...[provides] property data on chemical compounds and all physical particles that have been reported in the literature, carefully reviewed by subject experts. Every year older collections are updated with the latest values and new areas will be added as science progresses."
Using classification, diagrams and crystallography elements, we describe in this book the bonds in the crystals using the basic patterns. The use of various criteria such as ionicity character of the bonds, the use of hard sphere models, the Pauling rules and the spatial availability of ions all together make it possible to better understand the spatial organization of typical crystals. Through original representations, the structure and the nature of the bonds in binary crystals of MX- and MX2- types as well as the ternary crystals of the perovskite and spinel type are studied.
Electrochemistry can be an elegant and essential support to synthetic inorganic chemistry. However, it is often perceived as a difficult technique. This book aims to introduce inorganic chemists to electrochemical investigations in as straightforward a way as possible. First, the reader is introduced to the theory of electron transfer processes, how they can be studied by various electrochemical techniques, and the practical procedures required. The book then goes on to look extensively, and with numerous illustrations, at the application of the techniques in the multiple fields of inorganic chemistry (including organometallics, coordination compounds, bioinorganics/biomimetics and materials science). Topics covered include: metallocenes; organometallic and coordination complexes; metal complexes of redox active ligands; metal-carbonyl clusters; superconductors; molecular wires; and proteins. Throughout, special attention is paid to the structural effects accompanying the electron transfer processes. This unique book bridges the gap between undergraduate and research-level electrochemistry books, and will be welcomed as an introduction to electrochemical applications within inorganic chemistry.
This text is intended to provide students with instruction and valuable laboratory experience in the often neglected area of inorganic chemistry. Divided into four main parts, the book covers chemistry of the main group elements, chemistry of the transition metals, organometallic chemistry, and bioinorganic chemistry. Recognizing the high cost of materials, difficulties in waste disposal, and dangers of toxicity, the authors have adopted a ``microscale'' approach to experiments in the book, thereby also reducing the time students spend in preparation. With over 45 experiments, Microscale Inorganic Chemistry incorporates the use of a broad sampling of elements and also covers such topics as laboratory safety, equipment, report writing, and literature searching.

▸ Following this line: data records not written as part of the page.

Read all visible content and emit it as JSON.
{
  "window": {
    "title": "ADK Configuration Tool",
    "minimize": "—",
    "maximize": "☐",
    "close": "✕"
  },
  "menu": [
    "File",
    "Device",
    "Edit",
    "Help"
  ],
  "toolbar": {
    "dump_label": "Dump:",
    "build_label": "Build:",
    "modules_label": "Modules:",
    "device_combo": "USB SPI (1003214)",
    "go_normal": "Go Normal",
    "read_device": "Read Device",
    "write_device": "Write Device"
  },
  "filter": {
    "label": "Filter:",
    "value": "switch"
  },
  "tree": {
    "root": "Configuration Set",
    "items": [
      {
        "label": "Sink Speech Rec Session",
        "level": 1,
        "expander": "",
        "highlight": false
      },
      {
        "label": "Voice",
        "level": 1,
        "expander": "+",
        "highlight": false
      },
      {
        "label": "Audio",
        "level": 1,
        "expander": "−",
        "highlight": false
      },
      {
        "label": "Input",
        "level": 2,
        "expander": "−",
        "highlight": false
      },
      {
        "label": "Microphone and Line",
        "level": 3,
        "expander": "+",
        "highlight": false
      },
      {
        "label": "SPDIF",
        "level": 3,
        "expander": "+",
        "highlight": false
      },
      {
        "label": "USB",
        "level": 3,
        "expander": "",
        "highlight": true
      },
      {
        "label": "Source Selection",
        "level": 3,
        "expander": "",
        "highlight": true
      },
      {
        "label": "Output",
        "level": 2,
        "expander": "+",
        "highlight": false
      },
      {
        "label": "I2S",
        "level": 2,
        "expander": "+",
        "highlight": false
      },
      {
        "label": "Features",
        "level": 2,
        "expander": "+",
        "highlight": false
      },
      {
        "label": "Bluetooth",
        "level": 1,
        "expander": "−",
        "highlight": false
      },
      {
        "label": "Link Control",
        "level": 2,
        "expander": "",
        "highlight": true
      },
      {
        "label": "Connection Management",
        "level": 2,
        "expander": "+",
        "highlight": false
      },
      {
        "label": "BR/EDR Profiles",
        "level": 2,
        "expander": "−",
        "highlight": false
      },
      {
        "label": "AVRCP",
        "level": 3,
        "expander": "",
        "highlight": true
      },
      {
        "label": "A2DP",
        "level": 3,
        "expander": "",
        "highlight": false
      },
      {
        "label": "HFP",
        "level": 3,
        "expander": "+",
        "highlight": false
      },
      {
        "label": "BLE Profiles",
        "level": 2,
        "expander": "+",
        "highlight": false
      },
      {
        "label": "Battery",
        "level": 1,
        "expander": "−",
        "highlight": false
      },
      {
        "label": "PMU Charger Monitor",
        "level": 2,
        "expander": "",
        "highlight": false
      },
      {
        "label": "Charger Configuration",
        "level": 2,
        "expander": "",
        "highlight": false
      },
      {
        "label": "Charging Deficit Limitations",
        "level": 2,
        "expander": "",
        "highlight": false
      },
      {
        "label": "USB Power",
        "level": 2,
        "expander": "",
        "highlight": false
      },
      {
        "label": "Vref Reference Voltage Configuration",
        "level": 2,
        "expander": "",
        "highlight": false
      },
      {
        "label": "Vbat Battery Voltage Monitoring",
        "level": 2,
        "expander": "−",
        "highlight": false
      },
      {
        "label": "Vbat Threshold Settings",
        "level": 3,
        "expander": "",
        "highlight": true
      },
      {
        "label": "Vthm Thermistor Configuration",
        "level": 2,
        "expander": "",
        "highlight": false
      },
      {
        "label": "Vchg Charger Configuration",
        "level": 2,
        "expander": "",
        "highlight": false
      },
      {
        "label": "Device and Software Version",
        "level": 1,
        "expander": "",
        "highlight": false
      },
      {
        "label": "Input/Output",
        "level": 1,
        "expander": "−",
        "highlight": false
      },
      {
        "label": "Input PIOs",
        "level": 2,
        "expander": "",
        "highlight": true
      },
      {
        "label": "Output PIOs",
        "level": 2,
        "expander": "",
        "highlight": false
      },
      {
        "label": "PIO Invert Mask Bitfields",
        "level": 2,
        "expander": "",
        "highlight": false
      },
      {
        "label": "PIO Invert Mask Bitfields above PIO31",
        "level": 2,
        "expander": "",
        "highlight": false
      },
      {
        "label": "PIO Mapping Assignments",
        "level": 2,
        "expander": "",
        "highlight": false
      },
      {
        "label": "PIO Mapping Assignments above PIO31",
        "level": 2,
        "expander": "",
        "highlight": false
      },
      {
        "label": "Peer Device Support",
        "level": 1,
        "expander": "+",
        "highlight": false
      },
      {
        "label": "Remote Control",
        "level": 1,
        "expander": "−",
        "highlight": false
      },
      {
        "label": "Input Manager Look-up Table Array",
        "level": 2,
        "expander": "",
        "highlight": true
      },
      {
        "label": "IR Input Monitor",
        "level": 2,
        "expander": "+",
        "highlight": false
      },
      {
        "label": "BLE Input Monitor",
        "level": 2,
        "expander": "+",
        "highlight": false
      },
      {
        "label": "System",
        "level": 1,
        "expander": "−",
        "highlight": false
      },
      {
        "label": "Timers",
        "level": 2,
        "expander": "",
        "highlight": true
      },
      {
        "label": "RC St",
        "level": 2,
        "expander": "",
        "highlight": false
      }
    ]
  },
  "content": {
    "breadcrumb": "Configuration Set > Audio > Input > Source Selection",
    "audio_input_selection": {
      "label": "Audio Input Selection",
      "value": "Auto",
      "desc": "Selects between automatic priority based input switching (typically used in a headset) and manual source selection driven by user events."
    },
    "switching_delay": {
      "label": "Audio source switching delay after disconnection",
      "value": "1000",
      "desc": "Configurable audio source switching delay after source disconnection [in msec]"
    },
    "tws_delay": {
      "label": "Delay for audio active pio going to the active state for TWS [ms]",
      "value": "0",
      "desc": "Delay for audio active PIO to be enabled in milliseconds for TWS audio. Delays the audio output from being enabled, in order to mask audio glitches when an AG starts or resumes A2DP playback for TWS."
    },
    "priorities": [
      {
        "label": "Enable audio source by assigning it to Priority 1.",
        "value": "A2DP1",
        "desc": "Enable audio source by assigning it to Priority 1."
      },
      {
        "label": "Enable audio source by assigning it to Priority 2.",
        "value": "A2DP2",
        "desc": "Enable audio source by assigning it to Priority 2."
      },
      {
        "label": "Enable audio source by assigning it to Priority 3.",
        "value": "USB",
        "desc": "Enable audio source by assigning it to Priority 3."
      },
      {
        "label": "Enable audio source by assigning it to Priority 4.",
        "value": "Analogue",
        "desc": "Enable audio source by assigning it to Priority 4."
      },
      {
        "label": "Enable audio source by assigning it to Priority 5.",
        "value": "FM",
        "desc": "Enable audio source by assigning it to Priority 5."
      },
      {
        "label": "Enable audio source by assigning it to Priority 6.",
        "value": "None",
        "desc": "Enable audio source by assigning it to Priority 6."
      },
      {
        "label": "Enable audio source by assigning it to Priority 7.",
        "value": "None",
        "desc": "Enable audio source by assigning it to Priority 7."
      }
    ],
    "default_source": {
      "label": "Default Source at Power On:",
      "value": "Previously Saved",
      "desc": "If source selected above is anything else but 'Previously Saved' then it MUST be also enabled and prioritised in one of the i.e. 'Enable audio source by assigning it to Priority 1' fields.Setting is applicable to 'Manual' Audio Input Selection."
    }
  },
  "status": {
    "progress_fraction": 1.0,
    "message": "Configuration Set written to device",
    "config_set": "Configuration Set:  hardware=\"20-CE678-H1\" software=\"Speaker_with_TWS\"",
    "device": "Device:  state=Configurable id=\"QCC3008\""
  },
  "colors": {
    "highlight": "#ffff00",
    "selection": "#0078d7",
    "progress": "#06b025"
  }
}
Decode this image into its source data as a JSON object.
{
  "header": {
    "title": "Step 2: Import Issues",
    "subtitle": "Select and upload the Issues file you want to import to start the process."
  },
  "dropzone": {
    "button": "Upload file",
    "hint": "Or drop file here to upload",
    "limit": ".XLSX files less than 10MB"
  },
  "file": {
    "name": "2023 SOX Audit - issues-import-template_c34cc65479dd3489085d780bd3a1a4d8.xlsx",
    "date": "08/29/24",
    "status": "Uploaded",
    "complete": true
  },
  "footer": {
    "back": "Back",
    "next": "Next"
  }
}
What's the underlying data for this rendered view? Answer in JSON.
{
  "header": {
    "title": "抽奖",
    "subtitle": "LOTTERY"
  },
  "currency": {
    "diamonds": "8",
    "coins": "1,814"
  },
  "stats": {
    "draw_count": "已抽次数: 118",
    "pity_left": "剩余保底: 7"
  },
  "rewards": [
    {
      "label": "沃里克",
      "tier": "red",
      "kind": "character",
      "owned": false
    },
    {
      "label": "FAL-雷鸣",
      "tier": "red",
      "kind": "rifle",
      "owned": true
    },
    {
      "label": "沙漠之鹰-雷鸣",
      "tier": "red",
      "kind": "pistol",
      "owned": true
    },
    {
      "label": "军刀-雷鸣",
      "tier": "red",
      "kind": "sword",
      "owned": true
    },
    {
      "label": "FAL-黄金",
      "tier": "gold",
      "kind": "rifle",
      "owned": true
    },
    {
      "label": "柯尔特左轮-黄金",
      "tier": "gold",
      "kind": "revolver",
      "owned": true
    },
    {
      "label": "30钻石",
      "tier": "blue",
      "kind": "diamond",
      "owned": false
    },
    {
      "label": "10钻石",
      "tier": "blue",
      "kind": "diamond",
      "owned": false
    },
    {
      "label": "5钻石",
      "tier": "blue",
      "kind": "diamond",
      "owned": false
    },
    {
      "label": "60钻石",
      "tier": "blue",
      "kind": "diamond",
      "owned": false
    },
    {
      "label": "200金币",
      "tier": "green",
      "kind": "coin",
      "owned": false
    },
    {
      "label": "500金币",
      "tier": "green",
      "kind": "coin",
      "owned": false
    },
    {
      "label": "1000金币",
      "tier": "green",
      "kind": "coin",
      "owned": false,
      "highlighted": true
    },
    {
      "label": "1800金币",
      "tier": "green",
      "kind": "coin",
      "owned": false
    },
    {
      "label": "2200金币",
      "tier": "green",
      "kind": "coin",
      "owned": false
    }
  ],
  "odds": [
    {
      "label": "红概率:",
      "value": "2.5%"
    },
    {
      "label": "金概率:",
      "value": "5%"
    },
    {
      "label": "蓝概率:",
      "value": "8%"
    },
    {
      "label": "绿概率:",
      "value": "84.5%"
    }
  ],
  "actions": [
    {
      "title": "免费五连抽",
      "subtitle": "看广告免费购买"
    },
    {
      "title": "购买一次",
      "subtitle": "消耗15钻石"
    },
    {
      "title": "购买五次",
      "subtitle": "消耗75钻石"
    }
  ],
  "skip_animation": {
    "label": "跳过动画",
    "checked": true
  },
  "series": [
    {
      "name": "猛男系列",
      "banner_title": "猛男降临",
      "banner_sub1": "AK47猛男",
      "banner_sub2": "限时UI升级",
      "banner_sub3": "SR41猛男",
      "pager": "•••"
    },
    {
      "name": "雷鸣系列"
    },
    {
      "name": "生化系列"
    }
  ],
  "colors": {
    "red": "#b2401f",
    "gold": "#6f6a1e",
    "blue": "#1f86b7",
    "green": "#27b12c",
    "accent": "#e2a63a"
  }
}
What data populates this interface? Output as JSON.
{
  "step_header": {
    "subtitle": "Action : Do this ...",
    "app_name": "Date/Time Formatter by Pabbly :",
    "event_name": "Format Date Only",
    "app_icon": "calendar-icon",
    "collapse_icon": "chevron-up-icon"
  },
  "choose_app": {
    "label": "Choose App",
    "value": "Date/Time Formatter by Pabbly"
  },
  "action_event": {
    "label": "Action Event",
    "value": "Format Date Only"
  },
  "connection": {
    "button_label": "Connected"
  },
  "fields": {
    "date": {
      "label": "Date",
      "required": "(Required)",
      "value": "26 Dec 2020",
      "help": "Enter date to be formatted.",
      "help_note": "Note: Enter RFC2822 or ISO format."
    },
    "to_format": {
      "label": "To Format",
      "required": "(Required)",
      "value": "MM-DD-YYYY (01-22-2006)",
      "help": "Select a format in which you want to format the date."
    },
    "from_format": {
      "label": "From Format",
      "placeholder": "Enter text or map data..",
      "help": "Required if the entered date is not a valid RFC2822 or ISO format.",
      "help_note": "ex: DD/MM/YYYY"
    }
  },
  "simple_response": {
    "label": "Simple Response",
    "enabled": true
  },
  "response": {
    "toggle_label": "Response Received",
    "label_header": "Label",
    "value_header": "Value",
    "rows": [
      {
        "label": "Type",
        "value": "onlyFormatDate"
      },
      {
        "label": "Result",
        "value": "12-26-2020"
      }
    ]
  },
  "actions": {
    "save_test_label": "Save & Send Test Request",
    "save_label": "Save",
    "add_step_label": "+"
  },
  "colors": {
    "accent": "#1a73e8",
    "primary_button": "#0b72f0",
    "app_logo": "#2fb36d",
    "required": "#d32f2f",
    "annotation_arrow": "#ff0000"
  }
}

Inorganic chemistry continues to generate much current interest due to its array of applications, ranging from materials to biology and medicine. Techniques in Inorganic Chemistry assembles a collection of articles from international experts who describe modern methods used by research students and chemists for studying the properties and structure